So why are smart-grid analytics so important? Let’s look at the implications of a more responsive, more automated and more intelligent electricity grid:
A smarter grid means more data … huge volumes of it being generated by sensors across the system, from coal-fired power and nuclear plants to end users in homes and businesses. In the UK alone, for example, the government has announced plans to install 53 million smart meters by 2019. Each one of those meters will produce information on total electricity consumption, usage patterns and energy loads for various household or commercial devices. Making sense of that information – and putting it to use for improved efficiency – means we’ll need analytical tools that can handle such large amounts of data. And we’ll need those tools in just a few short years.
In essence, analytics tools can take the 1s and 0s of smart-grid data and turn them into usable, meaningful graphics, charts and reports.
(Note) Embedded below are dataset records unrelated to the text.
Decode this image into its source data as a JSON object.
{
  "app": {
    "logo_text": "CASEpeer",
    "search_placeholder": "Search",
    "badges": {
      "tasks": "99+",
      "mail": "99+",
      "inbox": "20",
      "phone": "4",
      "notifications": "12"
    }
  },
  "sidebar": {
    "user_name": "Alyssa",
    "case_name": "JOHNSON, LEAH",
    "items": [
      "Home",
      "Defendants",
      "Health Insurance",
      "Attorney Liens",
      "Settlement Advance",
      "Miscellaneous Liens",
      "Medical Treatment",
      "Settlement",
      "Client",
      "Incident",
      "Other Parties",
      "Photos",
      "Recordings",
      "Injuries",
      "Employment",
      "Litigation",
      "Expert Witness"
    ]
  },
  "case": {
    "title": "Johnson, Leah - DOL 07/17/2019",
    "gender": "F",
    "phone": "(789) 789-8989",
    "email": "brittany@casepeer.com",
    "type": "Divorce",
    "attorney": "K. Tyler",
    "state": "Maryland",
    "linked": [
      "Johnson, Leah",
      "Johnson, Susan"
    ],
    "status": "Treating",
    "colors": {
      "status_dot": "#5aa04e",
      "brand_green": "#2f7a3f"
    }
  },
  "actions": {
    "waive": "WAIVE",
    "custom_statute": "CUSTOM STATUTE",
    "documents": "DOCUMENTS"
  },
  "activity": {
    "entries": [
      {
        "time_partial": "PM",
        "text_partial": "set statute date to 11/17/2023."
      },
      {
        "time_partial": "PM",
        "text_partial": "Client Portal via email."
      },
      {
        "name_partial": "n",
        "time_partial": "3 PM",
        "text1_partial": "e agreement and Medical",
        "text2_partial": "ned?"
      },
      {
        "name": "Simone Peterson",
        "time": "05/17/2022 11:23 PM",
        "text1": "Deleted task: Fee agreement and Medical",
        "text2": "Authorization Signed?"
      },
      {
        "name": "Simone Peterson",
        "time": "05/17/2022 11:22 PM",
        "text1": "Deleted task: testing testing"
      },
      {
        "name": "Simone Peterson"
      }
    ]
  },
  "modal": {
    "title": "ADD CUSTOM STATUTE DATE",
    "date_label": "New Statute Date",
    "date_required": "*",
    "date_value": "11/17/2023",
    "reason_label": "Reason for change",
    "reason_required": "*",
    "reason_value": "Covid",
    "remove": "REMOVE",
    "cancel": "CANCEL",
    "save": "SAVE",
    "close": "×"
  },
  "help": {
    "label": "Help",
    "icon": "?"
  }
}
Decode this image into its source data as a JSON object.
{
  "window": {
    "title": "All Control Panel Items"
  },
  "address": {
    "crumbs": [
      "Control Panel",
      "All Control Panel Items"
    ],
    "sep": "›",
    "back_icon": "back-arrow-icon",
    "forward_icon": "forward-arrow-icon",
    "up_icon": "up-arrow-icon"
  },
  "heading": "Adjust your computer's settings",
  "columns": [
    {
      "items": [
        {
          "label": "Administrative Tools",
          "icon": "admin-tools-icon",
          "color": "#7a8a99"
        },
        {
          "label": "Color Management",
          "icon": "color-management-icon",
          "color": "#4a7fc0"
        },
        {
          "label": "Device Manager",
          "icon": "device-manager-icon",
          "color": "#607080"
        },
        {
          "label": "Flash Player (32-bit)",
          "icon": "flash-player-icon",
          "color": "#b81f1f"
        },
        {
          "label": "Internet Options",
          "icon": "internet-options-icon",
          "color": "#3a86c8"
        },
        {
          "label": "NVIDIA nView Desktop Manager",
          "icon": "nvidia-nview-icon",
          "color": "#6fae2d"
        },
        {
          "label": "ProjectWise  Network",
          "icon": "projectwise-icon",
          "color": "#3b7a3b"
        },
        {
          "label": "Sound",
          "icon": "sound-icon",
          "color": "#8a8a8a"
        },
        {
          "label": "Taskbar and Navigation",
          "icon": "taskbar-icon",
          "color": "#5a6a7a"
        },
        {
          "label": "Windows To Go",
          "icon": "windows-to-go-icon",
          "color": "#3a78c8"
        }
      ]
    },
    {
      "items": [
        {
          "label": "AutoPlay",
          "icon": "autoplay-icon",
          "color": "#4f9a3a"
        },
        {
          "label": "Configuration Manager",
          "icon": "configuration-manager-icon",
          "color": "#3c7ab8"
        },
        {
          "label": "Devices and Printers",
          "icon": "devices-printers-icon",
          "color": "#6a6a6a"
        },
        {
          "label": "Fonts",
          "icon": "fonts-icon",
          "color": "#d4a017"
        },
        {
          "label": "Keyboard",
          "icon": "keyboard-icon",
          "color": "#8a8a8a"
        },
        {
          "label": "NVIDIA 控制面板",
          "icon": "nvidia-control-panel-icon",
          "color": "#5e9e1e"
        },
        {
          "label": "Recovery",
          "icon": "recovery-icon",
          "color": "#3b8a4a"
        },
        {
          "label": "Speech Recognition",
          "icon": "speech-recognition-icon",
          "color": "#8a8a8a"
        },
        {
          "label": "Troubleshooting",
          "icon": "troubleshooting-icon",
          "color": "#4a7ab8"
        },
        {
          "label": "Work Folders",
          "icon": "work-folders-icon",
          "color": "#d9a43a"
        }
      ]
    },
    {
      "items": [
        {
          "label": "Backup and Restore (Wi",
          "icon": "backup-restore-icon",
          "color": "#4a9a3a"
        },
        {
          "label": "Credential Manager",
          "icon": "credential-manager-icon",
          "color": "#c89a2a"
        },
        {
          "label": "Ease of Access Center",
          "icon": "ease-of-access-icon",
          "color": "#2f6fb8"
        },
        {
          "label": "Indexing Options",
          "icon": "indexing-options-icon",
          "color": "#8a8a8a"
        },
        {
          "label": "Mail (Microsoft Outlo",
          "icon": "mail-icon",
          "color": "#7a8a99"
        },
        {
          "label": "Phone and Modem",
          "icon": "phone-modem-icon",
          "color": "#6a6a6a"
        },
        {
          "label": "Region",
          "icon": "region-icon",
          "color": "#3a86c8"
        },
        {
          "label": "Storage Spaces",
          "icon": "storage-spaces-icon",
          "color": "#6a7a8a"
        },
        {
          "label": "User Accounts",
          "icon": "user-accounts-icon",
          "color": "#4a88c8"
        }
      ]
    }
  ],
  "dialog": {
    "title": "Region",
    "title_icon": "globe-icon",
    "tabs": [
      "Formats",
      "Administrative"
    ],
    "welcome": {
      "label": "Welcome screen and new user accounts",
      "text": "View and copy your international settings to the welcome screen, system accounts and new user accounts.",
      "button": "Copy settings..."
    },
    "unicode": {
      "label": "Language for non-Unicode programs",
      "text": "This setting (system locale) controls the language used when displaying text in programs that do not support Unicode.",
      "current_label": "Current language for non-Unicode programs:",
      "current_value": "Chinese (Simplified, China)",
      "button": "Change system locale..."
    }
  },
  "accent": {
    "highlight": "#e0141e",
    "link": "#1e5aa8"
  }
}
The need for such meaningful intelligence means new market opportunities for companies that can provide these types of analytics tools to utilities and other organisations.
IT companies are the logical candidates to provide such tools, and many of the top firms are already coming out with offerings in this area. For the moment, though, it’s still early in the game, with the actual amount of smart-grid data to be crunched remaining small compared to what is ultimately possible. That leaves us in a chicken-and-egg situation: Will companies build the analytics tools in anticipation of the volumes of data yet to come, or will the accelerating emergence of smart-grid data bring the necessary tools into play?
Most likely, it will be a combination of the two, with companies bringing analytics tools to market before the data arrives, and then adapting as the scope of the data loads and demands develops.
A competitive smart-grid analytics market will drive innovation and ensure optimisation of the grid. If one company gains dominance too early, this could actually slow development of analytics tools with the greatest benefits for users.
Although it’s a relatively new market, data analytics is an important one, with rapidly increasing amounts of data covering everything from supermarket shopping baskets to mobile phones bringing new market opportunities. Translating the benefits already seen in these areas to the smart grid will pose both challenges and opportunities for would-be market leaders.
We know that more advanced and intelligent energy grids will produce vastly more data about both generation and consumption. What remains to be seen is which solutions, which companies can take that data and make it worthwhile … to improve efficiencies and enable better decision-making. It’s those sorts of questions that Greenbang intends to examine in the month ahead.